Researchers study digital publicity for the upcoming election

The Digivaali 2015 project is studying the publicity generated around the Finnish parliamentary elections this April as well as the ways politicians act on social media.

Researchers from the University of Helsinki and Aalto University will collect all public social media updates made by parliamentary candidates as well as the election updates of the parties. By combining these with news content and applying research methods used for big data, the researchers hope to discern how publicity is being generated in these elections and who controls the online discussion.

The researchers are interested in seeing whether the power dynamics of online media are similar to those of traditional media. Such power relations may include funding candidates, previous key political positions or the amount of publicity attained.

“Even though grand democratic hopes are sometimes attached to online publicity, previous research indicates that established power structures also influence digital communication,” says researcher Salla-Maaria Laaksonen from the Communication Research Centre.

Finding the source of discussion topics

Tens of thousands of updates from Twitter, Facebook, Instagram, YouTube, blogs and the Suomi24 discussion forum are being collected for the research. The researchers use computers to distinguish different discussion themes. One of the objectives of the research is to discover how these themes originate.

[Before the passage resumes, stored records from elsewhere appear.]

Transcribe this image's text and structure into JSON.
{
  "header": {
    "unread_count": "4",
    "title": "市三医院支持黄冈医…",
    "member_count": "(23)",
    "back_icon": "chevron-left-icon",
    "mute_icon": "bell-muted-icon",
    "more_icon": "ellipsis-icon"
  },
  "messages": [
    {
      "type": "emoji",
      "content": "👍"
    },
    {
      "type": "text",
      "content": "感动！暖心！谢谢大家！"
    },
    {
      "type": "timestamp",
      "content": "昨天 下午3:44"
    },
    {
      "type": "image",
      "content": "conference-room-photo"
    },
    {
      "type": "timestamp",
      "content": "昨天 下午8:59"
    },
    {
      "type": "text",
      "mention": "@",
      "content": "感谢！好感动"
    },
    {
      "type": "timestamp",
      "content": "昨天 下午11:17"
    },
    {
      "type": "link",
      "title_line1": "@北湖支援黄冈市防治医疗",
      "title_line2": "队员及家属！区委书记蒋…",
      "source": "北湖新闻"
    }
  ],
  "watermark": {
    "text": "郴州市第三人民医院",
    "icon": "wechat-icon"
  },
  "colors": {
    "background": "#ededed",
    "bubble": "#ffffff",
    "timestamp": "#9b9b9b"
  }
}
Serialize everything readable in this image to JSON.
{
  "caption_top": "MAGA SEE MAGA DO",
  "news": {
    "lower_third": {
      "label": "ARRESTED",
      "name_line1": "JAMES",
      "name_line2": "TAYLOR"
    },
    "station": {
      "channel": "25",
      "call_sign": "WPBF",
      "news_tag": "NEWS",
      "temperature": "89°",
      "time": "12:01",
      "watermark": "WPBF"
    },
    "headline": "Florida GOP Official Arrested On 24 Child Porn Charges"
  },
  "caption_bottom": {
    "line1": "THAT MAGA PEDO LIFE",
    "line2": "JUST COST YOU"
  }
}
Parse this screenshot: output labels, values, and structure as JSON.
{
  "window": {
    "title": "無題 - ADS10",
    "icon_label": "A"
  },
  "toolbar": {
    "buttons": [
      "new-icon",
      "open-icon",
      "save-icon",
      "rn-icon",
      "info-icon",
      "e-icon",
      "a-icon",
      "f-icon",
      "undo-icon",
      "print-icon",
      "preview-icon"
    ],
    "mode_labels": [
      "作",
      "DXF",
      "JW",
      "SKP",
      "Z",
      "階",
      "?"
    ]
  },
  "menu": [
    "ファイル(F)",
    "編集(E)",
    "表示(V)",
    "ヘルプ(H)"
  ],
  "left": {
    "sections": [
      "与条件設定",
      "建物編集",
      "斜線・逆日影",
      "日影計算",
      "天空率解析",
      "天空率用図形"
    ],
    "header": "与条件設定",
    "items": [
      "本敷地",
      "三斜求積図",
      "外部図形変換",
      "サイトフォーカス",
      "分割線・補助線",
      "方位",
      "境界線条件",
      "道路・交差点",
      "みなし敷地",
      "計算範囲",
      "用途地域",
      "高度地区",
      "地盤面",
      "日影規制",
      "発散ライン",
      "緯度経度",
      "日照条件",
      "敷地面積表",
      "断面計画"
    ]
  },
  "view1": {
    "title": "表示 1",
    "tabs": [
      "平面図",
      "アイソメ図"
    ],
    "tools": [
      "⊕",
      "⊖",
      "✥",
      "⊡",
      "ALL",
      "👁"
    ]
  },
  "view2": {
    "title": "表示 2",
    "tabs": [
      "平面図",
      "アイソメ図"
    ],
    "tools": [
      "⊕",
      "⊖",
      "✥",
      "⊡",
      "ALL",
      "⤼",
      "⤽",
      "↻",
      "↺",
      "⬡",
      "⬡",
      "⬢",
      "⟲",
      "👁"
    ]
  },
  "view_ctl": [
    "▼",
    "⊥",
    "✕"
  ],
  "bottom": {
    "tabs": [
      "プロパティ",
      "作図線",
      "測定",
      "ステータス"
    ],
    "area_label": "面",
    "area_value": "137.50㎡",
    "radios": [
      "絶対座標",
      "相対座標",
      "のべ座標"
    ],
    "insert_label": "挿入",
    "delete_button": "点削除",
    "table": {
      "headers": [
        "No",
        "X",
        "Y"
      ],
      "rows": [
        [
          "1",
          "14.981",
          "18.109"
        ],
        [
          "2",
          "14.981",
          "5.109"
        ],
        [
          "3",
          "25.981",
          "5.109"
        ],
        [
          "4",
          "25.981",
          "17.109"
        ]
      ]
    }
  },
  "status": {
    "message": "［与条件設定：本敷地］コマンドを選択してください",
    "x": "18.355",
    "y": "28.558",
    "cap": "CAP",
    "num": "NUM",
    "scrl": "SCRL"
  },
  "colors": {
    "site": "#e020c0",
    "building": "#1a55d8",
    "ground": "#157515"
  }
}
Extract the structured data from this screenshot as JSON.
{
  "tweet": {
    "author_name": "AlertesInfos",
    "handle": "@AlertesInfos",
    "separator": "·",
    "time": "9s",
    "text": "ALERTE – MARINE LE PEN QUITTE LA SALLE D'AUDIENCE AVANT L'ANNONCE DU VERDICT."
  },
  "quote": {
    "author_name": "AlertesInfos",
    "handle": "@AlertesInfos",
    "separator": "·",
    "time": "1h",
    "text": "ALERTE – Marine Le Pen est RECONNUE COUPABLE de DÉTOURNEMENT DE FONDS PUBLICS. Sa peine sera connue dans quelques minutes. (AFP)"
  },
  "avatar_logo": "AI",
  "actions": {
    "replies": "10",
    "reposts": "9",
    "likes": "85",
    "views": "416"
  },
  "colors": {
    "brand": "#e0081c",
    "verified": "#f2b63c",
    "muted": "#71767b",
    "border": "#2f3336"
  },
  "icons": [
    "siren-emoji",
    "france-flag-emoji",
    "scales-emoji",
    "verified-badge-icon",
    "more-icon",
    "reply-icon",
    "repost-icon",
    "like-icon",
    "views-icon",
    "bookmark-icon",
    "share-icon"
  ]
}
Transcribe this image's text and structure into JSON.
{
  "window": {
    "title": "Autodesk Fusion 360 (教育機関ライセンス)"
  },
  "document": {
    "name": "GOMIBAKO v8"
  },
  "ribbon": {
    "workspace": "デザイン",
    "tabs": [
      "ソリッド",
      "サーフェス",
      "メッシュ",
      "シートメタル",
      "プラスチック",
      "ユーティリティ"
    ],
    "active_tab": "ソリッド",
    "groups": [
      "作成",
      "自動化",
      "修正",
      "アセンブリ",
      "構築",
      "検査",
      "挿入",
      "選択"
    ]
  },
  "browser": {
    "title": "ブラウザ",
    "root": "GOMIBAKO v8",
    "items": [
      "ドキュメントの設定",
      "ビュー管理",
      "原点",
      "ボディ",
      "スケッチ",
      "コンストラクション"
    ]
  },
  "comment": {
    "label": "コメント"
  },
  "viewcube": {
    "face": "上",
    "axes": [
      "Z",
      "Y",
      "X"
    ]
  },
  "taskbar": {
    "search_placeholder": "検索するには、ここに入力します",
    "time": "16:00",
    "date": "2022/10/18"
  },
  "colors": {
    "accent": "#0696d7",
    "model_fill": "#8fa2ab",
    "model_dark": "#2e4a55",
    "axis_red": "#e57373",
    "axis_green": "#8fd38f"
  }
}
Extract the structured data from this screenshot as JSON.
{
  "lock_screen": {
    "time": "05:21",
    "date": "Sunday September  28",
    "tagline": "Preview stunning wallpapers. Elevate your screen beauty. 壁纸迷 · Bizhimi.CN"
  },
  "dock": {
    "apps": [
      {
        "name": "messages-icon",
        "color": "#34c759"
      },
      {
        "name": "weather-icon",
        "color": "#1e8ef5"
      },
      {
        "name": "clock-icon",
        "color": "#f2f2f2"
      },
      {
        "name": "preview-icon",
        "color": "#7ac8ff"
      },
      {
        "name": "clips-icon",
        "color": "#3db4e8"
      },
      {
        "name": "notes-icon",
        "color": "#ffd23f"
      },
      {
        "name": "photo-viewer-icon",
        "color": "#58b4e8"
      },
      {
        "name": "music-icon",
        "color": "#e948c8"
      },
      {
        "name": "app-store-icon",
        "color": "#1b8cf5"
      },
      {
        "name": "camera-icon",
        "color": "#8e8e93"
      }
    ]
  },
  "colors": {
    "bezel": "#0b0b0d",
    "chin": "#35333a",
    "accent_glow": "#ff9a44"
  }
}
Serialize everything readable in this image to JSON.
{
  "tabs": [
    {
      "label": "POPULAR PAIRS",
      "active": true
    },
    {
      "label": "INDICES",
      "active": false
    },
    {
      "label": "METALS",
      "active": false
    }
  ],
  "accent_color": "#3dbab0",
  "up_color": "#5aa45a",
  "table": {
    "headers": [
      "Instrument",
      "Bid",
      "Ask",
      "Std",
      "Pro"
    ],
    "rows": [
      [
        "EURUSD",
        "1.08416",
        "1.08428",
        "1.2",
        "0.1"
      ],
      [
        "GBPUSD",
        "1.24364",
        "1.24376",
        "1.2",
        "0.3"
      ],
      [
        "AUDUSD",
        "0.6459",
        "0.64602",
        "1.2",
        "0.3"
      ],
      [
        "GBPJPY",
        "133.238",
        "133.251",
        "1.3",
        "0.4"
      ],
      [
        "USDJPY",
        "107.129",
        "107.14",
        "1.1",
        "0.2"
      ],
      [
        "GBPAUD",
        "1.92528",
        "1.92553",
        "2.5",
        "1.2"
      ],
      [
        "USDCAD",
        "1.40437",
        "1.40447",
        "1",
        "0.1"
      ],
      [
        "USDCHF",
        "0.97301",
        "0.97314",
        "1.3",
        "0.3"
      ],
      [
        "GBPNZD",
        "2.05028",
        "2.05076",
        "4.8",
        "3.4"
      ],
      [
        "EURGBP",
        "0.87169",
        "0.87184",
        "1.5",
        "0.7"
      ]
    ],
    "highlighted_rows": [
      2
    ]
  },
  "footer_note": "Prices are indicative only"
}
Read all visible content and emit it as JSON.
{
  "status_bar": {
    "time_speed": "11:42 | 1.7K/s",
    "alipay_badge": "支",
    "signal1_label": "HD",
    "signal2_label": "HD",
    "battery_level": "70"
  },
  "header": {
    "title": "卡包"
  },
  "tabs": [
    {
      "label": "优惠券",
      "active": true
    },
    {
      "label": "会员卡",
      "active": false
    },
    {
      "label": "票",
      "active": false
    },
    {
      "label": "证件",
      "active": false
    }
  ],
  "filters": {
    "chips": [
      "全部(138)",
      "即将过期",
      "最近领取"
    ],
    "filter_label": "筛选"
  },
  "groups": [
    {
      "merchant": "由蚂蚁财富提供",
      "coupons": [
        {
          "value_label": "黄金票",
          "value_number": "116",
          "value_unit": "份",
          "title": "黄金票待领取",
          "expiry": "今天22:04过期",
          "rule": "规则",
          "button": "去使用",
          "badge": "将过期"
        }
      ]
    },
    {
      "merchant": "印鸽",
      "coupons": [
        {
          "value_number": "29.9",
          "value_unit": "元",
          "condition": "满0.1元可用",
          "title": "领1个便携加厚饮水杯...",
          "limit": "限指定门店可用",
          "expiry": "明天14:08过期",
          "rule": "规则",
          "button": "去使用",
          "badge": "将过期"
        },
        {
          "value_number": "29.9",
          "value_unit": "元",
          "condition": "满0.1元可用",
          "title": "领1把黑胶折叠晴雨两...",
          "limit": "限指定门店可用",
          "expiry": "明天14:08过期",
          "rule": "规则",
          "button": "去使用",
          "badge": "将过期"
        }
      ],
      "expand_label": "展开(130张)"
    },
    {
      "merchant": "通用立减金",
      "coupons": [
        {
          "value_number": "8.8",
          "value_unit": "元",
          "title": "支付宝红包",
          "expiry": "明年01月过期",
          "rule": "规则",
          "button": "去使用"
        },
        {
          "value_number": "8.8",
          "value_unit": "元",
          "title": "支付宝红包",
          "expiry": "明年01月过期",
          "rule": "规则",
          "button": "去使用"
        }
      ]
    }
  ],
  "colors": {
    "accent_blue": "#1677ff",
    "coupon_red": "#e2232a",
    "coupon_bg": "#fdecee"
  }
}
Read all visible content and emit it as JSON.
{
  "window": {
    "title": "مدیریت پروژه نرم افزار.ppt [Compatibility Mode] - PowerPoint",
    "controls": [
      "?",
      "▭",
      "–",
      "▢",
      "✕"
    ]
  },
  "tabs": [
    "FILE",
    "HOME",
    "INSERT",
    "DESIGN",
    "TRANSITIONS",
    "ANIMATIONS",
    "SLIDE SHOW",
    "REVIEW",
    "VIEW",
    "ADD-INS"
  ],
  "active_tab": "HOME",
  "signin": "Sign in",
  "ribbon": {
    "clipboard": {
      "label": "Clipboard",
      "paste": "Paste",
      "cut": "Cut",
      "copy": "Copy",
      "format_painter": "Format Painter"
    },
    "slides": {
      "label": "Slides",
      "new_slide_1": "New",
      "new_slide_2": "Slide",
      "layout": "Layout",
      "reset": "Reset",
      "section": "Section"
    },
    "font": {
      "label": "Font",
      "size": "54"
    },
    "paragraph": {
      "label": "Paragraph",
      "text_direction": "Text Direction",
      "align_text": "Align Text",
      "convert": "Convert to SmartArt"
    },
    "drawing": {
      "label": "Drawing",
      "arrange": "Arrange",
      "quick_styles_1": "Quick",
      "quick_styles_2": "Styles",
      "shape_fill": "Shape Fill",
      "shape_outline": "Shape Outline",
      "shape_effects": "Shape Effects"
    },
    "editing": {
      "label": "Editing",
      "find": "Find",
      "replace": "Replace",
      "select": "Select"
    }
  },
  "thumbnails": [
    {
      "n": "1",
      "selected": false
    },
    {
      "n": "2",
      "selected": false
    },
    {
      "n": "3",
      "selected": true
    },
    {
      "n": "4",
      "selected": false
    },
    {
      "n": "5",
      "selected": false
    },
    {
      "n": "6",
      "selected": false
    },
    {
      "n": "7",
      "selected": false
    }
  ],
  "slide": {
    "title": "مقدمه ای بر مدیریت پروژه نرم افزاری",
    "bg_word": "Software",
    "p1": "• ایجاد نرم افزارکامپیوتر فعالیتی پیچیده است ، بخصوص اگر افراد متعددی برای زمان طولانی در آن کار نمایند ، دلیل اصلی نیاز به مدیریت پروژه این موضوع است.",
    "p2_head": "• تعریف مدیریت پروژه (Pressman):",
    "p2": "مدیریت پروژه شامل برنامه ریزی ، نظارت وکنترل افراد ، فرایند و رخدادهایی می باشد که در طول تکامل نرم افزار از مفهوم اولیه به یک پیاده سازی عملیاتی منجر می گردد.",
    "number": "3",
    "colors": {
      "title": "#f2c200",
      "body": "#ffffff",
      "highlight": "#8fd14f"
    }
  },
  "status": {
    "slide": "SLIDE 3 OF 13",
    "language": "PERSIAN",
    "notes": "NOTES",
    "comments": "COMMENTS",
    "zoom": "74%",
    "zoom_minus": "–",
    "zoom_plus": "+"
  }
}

“We are particularly interested in how the power dynamic is manifested in the creation and spread of the themes,” says researcher Matti Nelimarkka from the Helsinki Institute for Information Technology HIIT.

Big data is everywhere

The Digivaali 2015 project combines social scientific research on communications and politics with big data analysis adopted from computer science. The research is being carried out in cooperation with the Helsinki Institute for Information Technology – run jointly by the University of Helsinki and Aalto University – and the Communication Research Centre at the University of Helsinki. The project is funded by the Helsingin Sanomat Foundation.

The Finnish parliamentary elections will be held on 19 April.

Another group researching big data is the Helsinki Challenge team Citizen Mindscapes, which is analysing all discussions conducted on the Suomi24 forum.

The Digivaali 2015 project